Meanwhile, the key vocal element comes from Mlny (pronounced "Melanie") Parsonz, who roars with a headstrong, elastic voice that would ace a Joan Jett karaoke competition. Aside from being Royal Thunder's vocalist and bassist, Parsonz also happens to be Weaver's wife. "It's always been one of those things where when we're playing in a band, we're playing in a band," he says, "and when we're not, we're doing our thing."
"Doing our thing" sums up Royal Thunder's m.o. When they formed around 2004, they were all instrumental. Since Parsonz joined, they are no longer all instrumental.
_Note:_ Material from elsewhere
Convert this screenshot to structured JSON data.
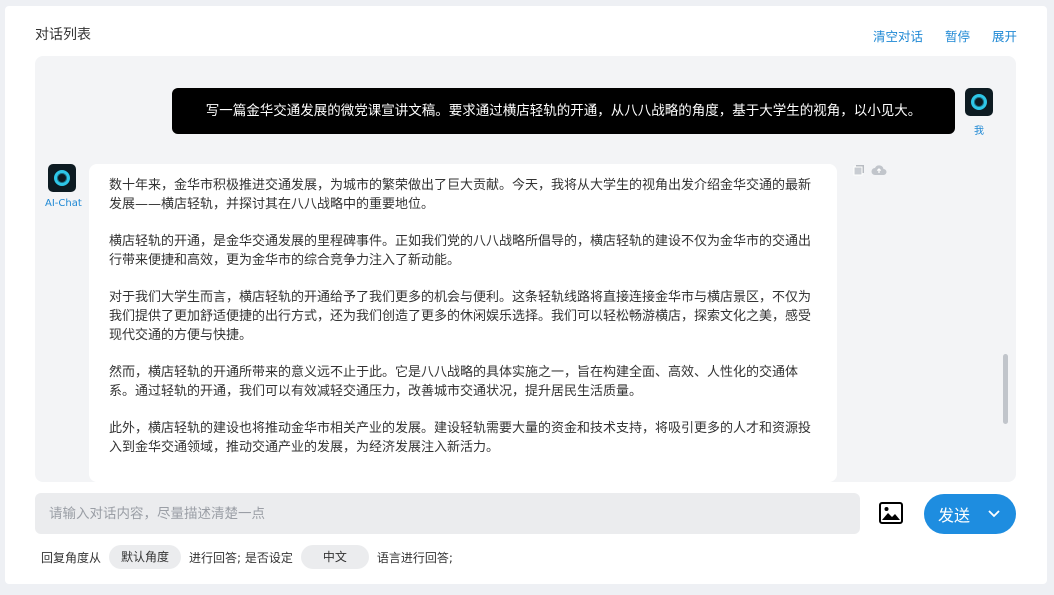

Details about the group can be pleasantly condensed to facts without elaboration, which probably sits fine with a man who has relatively simple goals for his band's future. "Honestly, at this point, we're just very content and happy with where we're at," Weaver says. "The main thing I want to see is us get on big tours and long tours so that we can travel the country."
Of course, the length of their first epic tour will probably be 106 days.
This article appeared in print as "All Rock, No Talk: Royal Thunder create a bold sound that prefers to not be overanalyzed."